We work in a color corrected environment. Your image will appear brighter on your monitor than what will actually print out. To get a closer idea of what your print will look like, and before you edit your file, reduce the brightness of your monitor down about 30%, then edit your file. This will be a closer representation of what your print will look like when printed. We do prepare each image before it is printed and based on what media type is selected. This will ensure that it will look its best when printed.
We accept the following file types: JPG or TIF.
Most of the current digital cameras have sensors that are not equal to the framing industry sizes. To avoid having the image arbitrarily clipped by our photo printing service, you should crop the photo to the correct aspect ratio, prior to selecting the print size. Aspect ratio is the relationship of an image's width to height, or its proportions. Digital cameras produce files with an aspect ratio of 4:3. But many common photo print sizes have a different aspect ratio. For example, a 4 by 6 print has an aspect ratio of 3:2; an 8 by 10 has an aspect ratio of 5:4. Understanding aspect ratios can introduce confusion, but it can really be explained quite easy. We all had to do basic fractions in middle school. If you can remember how to factor fractions, then you can figure out aspect ratios. Basically you can use fractions and look at your photo size as a fraction. Width and height become x/y. Factor your width and height to the lowest common denominator and you will have your aspect ratio. Then to calculate a new size, multiply or divide the numerator and the denominator equally. For example, if you have a photo that is standard-out-of-the-camera without any cropping made to it, it has a ratio of 4:3, or in framing/printing world jargon, an 8x12. Now determine what size you want printed and find the ratio which will match the original aspect ratio, or crop the image to match the aspect ratio you are wanting in the print. Some examples of relationship of sizes (or ratios) are: 8x10 = 16x20, 24x30, 32x40 - This is 4:5 ratio 8x12 = 12x18, 20x30, 24x36 - This is 3:4 ratio There are numerous calculators out on the web to help determine aspect ratio (if you are like us and can't do math in our heads...). If you are unsure of how to crop your image for the correct size print, contact us.

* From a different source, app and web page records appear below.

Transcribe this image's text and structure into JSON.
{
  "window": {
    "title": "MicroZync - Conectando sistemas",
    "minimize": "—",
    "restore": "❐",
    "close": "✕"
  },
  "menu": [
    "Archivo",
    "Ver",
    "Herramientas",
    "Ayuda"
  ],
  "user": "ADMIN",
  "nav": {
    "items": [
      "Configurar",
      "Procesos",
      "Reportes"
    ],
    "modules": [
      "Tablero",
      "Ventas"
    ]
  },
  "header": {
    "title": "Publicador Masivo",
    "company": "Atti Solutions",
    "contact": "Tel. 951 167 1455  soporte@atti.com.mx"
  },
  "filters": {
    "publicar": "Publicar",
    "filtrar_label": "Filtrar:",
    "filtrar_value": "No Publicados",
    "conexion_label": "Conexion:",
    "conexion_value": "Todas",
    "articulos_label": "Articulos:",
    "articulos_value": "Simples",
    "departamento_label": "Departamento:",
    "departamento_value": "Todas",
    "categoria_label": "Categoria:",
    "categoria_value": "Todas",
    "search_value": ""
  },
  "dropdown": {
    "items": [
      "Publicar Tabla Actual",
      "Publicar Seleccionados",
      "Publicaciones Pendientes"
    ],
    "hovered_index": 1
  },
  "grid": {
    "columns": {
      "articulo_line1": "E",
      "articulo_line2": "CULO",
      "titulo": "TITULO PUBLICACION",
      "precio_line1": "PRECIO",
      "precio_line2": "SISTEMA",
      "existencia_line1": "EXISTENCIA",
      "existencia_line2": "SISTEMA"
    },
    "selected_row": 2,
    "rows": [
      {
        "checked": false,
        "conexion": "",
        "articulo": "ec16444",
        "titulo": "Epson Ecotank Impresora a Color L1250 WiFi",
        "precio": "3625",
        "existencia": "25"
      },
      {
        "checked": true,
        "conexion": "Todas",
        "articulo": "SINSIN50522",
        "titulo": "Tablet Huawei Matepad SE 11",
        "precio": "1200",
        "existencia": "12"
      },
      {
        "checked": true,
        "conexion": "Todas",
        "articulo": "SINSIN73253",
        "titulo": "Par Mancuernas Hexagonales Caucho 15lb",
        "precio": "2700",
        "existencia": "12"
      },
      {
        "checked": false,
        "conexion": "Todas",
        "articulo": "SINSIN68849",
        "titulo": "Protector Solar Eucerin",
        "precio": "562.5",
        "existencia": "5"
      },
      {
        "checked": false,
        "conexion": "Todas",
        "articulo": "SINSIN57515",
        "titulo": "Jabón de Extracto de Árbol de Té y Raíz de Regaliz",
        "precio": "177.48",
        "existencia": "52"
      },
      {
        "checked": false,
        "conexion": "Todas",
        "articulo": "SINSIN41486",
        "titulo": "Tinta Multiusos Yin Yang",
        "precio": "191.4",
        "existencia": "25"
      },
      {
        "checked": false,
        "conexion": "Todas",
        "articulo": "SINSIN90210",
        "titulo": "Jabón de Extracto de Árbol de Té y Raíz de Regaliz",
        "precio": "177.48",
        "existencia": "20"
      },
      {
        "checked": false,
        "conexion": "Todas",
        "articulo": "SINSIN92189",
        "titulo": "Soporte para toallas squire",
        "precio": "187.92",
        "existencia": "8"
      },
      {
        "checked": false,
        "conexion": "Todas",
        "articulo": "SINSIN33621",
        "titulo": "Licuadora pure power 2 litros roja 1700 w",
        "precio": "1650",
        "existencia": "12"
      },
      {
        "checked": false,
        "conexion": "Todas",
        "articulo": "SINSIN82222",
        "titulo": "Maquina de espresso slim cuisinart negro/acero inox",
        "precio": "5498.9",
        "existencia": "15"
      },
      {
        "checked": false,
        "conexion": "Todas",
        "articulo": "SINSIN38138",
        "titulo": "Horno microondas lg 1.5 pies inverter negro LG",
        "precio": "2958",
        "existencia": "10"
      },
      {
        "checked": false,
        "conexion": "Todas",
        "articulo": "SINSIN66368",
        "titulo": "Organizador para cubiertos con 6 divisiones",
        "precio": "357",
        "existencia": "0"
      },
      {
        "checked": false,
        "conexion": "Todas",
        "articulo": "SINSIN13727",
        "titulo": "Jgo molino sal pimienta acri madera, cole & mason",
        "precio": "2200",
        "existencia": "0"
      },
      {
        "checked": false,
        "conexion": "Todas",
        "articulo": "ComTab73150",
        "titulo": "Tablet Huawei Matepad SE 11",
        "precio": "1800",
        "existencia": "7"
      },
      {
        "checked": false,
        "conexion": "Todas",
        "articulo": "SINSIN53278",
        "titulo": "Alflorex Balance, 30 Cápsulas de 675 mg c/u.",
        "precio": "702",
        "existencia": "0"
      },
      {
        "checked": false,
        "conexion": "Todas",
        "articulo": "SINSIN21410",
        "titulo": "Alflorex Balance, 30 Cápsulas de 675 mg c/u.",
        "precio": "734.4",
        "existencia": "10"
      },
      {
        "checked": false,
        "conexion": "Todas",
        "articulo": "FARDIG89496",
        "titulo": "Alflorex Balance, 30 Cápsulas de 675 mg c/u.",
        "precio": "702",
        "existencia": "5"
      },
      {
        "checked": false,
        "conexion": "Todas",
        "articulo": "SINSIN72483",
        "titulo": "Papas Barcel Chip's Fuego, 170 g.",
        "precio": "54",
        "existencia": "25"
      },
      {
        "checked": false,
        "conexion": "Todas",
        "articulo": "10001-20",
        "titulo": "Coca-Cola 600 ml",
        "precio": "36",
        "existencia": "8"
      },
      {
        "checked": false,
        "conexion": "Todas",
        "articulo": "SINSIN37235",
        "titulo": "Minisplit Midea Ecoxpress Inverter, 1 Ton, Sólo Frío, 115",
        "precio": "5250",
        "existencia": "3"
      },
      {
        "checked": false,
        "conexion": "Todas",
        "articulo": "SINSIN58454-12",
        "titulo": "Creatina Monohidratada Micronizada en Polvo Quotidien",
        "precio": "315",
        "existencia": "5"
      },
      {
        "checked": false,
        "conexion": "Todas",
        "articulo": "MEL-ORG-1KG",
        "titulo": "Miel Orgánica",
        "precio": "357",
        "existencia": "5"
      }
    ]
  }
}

|This cookie is set by GDPR Cookie Consent plugin. The cookie is used to store the user consent for the cookies in the category "Analytics".
|The cookie is set by GDPR cookie consent to record the user consent for the cookies in the category "Functional".

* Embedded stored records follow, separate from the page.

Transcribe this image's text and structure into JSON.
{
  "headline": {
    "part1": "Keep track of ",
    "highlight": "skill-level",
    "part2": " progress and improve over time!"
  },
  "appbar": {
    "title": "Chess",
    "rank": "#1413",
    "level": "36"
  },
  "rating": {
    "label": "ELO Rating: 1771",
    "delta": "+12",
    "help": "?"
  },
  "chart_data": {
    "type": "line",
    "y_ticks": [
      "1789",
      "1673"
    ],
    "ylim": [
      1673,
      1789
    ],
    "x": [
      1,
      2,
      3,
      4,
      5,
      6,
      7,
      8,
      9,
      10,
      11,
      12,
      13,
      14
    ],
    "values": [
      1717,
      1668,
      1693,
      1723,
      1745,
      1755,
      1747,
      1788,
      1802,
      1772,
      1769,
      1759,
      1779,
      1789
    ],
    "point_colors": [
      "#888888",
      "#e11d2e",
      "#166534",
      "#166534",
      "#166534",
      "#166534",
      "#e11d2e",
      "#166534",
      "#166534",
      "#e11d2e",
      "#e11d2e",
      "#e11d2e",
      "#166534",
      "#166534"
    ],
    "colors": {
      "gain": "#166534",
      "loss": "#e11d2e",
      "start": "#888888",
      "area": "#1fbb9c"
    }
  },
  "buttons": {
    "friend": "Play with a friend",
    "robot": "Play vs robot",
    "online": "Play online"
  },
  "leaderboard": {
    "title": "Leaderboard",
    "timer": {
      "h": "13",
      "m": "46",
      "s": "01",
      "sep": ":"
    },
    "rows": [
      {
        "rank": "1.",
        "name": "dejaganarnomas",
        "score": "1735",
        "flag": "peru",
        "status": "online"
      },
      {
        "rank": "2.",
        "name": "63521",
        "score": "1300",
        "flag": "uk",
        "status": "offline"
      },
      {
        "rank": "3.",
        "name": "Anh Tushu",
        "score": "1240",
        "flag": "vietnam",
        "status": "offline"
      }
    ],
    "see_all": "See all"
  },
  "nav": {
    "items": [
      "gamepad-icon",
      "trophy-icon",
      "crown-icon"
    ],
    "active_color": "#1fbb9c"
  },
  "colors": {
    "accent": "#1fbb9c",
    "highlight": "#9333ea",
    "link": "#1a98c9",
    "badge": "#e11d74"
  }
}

|This cookie is set by GDPR Cookie Consent plugin. The cookie is used to store the user consent for the cookies in the category "Other.

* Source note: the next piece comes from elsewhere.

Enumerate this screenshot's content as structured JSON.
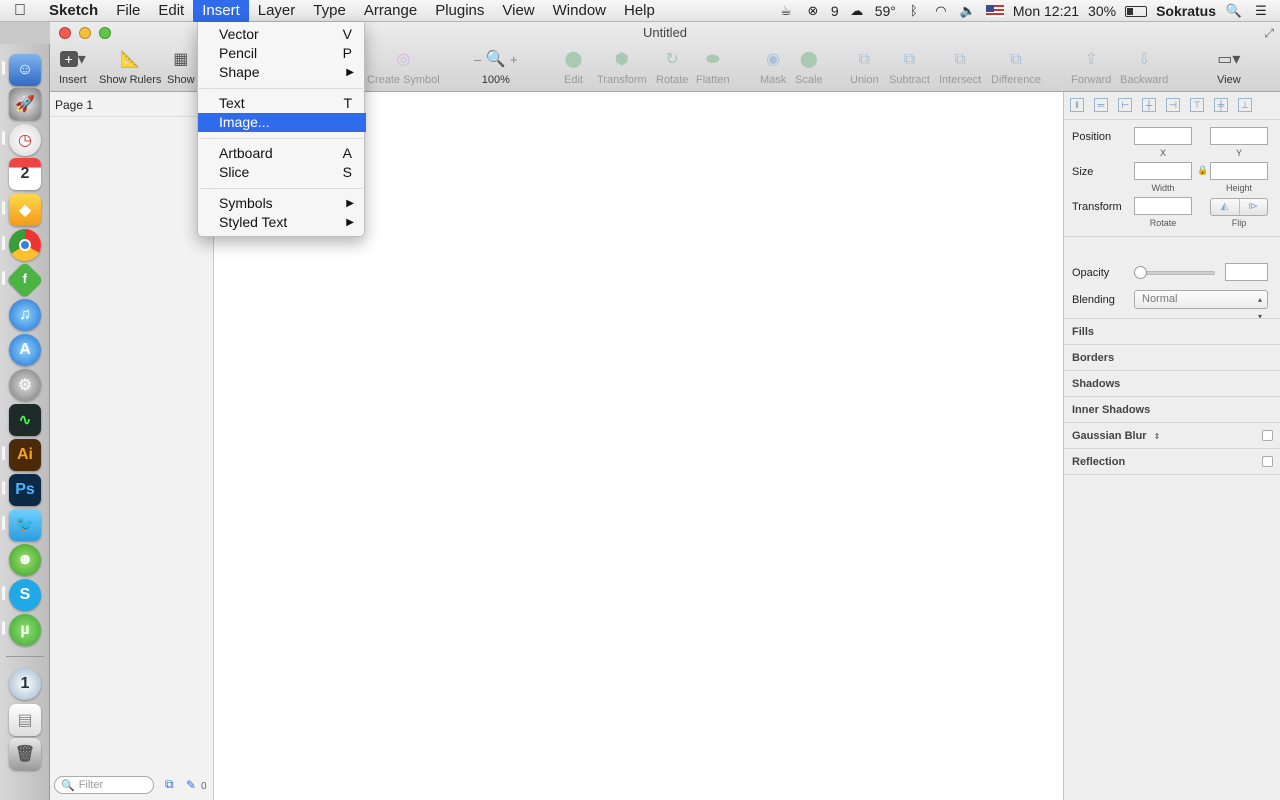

|This cookie is set by GDPR Cookie Consent plugin. The cookies is used to store the user consent for the cookies in the category "Necessary".
|This cookie is set by GDPR Cookie Consent plugin. The cookie is used to store the user consent for the cookies in the category "Performance".